### [Try it]
What is needed is an exact printout of all the data.

### [Input]
%%

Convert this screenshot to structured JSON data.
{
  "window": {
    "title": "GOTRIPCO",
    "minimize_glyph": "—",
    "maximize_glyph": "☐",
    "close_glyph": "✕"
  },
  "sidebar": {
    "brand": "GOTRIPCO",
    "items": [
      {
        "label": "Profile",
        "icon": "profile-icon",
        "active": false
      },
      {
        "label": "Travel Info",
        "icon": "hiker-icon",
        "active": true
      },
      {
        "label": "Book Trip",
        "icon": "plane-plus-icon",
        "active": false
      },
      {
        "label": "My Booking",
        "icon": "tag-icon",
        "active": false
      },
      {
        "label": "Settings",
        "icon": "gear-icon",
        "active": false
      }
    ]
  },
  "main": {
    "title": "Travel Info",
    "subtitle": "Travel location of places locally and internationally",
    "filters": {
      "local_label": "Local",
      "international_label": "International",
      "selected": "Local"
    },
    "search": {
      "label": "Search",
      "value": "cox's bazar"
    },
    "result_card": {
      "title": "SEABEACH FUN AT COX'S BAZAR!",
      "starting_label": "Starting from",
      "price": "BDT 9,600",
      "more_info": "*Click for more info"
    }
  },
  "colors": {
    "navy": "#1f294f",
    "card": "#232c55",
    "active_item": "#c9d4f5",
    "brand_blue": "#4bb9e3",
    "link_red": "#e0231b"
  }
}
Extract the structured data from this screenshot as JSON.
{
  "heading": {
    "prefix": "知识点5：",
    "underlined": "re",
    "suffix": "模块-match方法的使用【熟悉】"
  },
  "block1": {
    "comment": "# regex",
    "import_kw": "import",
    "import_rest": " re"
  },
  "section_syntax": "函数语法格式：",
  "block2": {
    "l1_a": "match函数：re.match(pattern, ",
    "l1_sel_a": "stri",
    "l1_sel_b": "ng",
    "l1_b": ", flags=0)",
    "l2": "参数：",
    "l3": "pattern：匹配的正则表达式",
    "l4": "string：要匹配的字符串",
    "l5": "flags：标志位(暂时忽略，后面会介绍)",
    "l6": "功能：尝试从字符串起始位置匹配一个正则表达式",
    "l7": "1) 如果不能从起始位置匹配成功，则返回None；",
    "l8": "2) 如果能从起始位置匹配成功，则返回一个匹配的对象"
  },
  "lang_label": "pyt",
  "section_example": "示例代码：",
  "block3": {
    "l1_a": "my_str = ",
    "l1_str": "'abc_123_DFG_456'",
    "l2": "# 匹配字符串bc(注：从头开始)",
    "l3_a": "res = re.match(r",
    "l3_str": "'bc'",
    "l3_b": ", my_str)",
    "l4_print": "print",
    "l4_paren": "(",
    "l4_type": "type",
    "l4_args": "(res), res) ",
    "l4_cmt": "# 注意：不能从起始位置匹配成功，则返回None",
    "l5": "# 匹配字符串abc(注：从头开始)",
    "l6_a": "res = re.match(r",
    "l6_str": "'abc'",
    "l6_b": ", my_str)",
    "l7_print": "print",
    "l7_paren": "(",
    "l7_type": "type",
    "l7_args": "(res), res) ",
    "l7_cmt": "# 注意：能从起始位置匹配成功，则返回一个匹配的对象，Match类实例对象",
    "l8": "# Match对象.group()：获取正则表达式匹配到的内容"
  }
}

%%

### [Task response]
Convert this screenshot to structured JSON data.
{
  "window": {
    "title": "GOTRIPCO",
    "minimize_glyph": "—",
    "maximize_glyph": "☐",
    "close_glyph": "✕"
  },
  "sidebar": {
    "brand": "GOTRIPCO",
    "items": [
      {
        "label": "Profile",
        "icon": "profile-icon",
        "active": false
      },
      {
        "label": "Travel Info",
        "icon": "hiker-icon",
        "active": true
      },
      {
        "label": "Book Trip",
        "icon": "plane-plus-icon",
        "active": false
      },
      {
        "label": "My Booking",
        "icon": "tag-icon",
        "active": false
      },
      {
        "label": "Settings",
        "icon": "gear-icon",
        "active": false
      }
    ]
  },
  "main": {
    "title": "Travel Info",
    "subtitle": "Travel location of places locally and internationally",
    "filters": {
      "local_label": "Local",
      "international_label": "International",
      "selected": "Local"
    },
    "search": {
      "label": "Search",
      "value": "cox's bazar"
    },
    "result_card": {
      "title": "SEABEACH FUN AT COX'S BAZAR!",
      "starting_label": "Starting from",
      "price": "BDT 9,600",
      "more_info": "*Click for more info"
    }
  },
  "colors": {
    "navy": "#1f294f",
    "card": "#232c55",
    "active_item": "#c9d4f5",
    "brand_blue": "#4bb9e3",
    "link_red": "#e0231b"
  }
}
Extract the structured data from this screenshot as JSON.
{
  "heading": {
    "prefix": "知识点5：",
    "underlined": "re",
    "suffix": "模块-match方法的使用【熟悉】"
  },
  "block1": {
    "comment": "# regex",
    "import_kw": "import",
    "import_rest": " re"
  },
  "section_syntax": "函数语法格式：",
  "block2": {
    "l1_a": "match函数：re.match(pattern, ",
    "l1_sel_a": "stri",
    "l1_sel_b": "ng",
    "l1_b": ", flags=0)",
    "l2": "参数：",
    "l3": "pattern：匹配的正则表达式",
    "l4": "string：要匹配的字符串",
    "l5": "flags：标志位(暂时忽略，后面会介绍)",
    "l6": "功能：尝试从字符串起始位置匹配一个正则表达式",
    "l7": "1) 如果不能从起始位置匹配成功，则返回None；",
    "l8": "2) 如果能从起始位置匹配成功，则返回一个匹配的对象"
  },
  "lang_label": "pyt",
  "section_example": "示例代码：",
  "block3": {
    "l1_a": "my_str = ",
    "l1_str": "'abc_123_DFG_456'",
    "l2": "# 匹配字符串bc(注：从头开始)",
    "l3_a": "res = re.match(r",
    "l3_str": "'bc'",
    "l3_b": ", my_str)",
    "l4_print": "print",
    "l4_paren": "(",
    "l4_type": "type",
    "l4_args": "(res), res) ",
    "l4_cmt": "# 注意：不能从起始位置匹配成功，则返回None",
    "l5": "# 匹配字符串abc(注：从头开始)",
    "l6_a": "res = re.match(r",
    "l6_str": "'abc'",
    "l6_b": ", my_str)",
    "l7_print": "print",
    "l7_paren": "(",
    "l7_type": "type",
    "l7_args": "(res), res) ",
    "l7_cmt": "# 注意：能从起始位置匹配成功，则返回一个匹配的对象，Match类实例对象",
    "l8": "# Match对象.group()：获取正则表达式匹配到的内容"
  }
}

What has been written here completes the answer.